KUALA LUMPUR, Feb 25 — Putrajaya’s plan to introduce generic packaging for tobacco products will infringe on Malaysia’s obligations under several international agreements, tobacco companies said today.
The Confederation of Malaysian Tobacco Manufacturers (CMTM) comprising British American Tobacco (Malaysia) Berhad, JT International Berhad and Philip Morris (Malaysia) Sdn Bhd also warned the government that enforcing plain packaging on tobacco products could have far-reaching implications on the use of trademarks and intellectual property rights in other industries.
“Therefore, extreme and unproven measures such as plain packaging should not be introduced,” CMTM said in a statement.
“Adopting excessive measures like plain packaging significantly jeopardises Malaysia’s strong standing as an investment destination and sends the wrong message to businesses. Following Australia’s introduction of this policy, the Global Intellectual Property Centre downgraded that country’s rating on the Intellectual Property index, citing plain packaging as the reason for this,” the tobacco companies added.
The Health Ministry told Malay Mail Online earlier this week that Malaysia was planning to implement plain packaging for tobacco products, where colours and fonts would be standardised to reduce brand recognition.
According to plain packaging laws in Australia that were introduced in December 2012, tobacco company logos on cigarette packets are outlawed and the packets are a dull brown colour dominated by large graphic images of smoking-related diseases, with the brand name in standardised font.

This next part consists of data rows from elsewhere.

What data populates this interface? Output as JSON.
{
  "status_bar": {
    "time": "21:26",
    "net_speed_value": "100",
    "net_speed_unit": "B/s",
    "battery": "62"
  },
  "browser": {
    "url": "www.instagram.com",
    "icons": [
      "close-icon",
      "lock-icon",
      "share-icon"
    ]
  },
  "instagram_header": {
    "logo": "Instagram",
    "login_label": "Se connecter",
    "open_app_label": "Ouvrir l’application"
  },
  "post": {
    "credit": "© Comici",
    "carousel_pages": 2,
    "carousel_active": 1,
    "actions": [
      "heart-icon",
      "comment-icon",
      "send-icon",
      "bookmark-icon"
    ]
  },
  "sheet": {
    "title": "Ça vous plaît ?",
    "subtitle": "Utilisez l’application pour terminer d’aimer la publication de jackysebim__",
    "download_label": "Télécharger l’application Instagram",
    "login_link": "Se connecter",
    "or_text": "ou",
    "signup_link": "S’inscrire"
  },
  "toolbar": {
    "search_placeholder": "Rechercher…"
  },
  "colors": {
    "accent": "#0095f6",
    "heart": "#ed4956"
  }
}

CMTM did not specify which international treaties signed by Malaysia would purportedly be violated by plain packaging policies for cigarettes.

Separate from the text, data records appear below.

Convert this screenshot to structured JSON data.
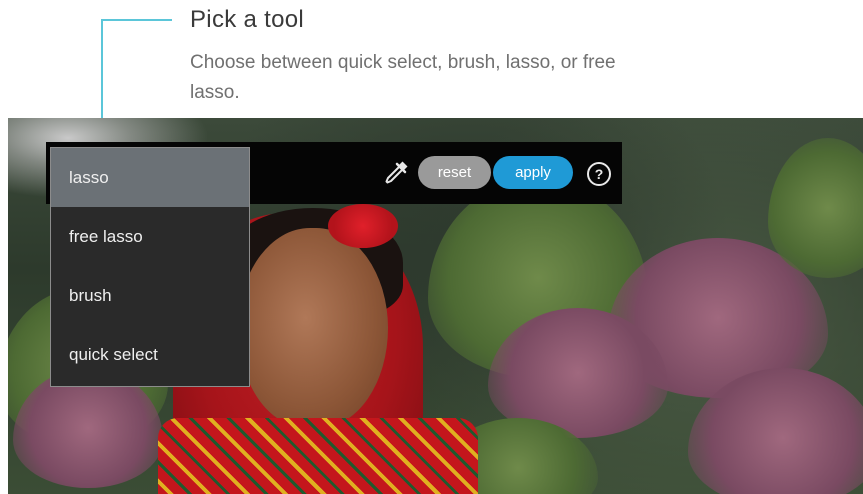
{
  "tooltip": {
    "title": "Pick a tool",
    "description": "Choose between quick select, brush, lasso, or free lasso."
  },
  "toolbar": {
    "tool_menu": {
      "selected": "lasso",
      "options": [
        "lasso",
        "free lasso",
        "brush",
        "quick select"
      ]
    },
    "eyedropper_icon": "eyedropper-icon",
    "reset_label": "reset",
    "apply_label": "apply",
    "help_icon": "help-icon",
    "help_glyph": "?"
  },
  "colors": {
    "accent_line": "#5bc6d9",
    "apply_button": "#1f9ad6",
    "reset_button": "#9a9a9a",
    "toolbar_bg": "#050505",
    "menu_bg": "#2a2a2a",
    "menu_selected_bg": "#6b7176"
  }
}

Tobacco has been carved out from the investor-state dispute systems (ISDS) provisions in the Trans-Pacific Partnership (TPP) Agreement that Malaysia has signed, which would protect tobacco control laws from legal challenges by corporations, according to the Health Affairs blog.
According to UK paper the Guardian, Philip Morris failed last December in its lawsuit against the Australian government to challenge the country’s plain packaging laws that the tobacco giant said had breached an Australian bilateral trade agreement with Hong Kong.
CMTM claimed that based on data from the Australian government, more cigarettes were sold in Australia in the first 12 months of the plain packaging policy than in the previous year.
“Together with excise increases, plain packaging has also resulted in a massive increase in branded illegal cigarettes – further demonstrating the policy’s lack of effectiveness,” said CMTM.
“CMTM therefore has serious concerns about the potential for plain packaging to further increase the alarming level of illegal cigarettes trade in Malaysia, which already account for approximately 35 per cent of the overall market.
“The government’s focus should instead be on further addressing the rampant illegal cigarettes trade rather than on introducing ineffective policies that are likely to make the situation worse,” added the tobacco companies.
The Petaling Jaya Coffeeshop Association (PJCA), which has over 1,000 members in the Klang Valley, said separately that plain packaging for tobacco products would hurt businesses more than reduce smoking rates.
“There are many other measures that can be taken to address smoking, rather than take measures that would seriously impact our operations,” PJCA president Cheah Poo Kuang said in a statement.
“If the MOH is serious about addressing smoking, the contraband issue needs to be tackled first and not introduce more regulations that the contraband cigarettes manufacturers will not comply [with],” he added, referring to the Health Ministry.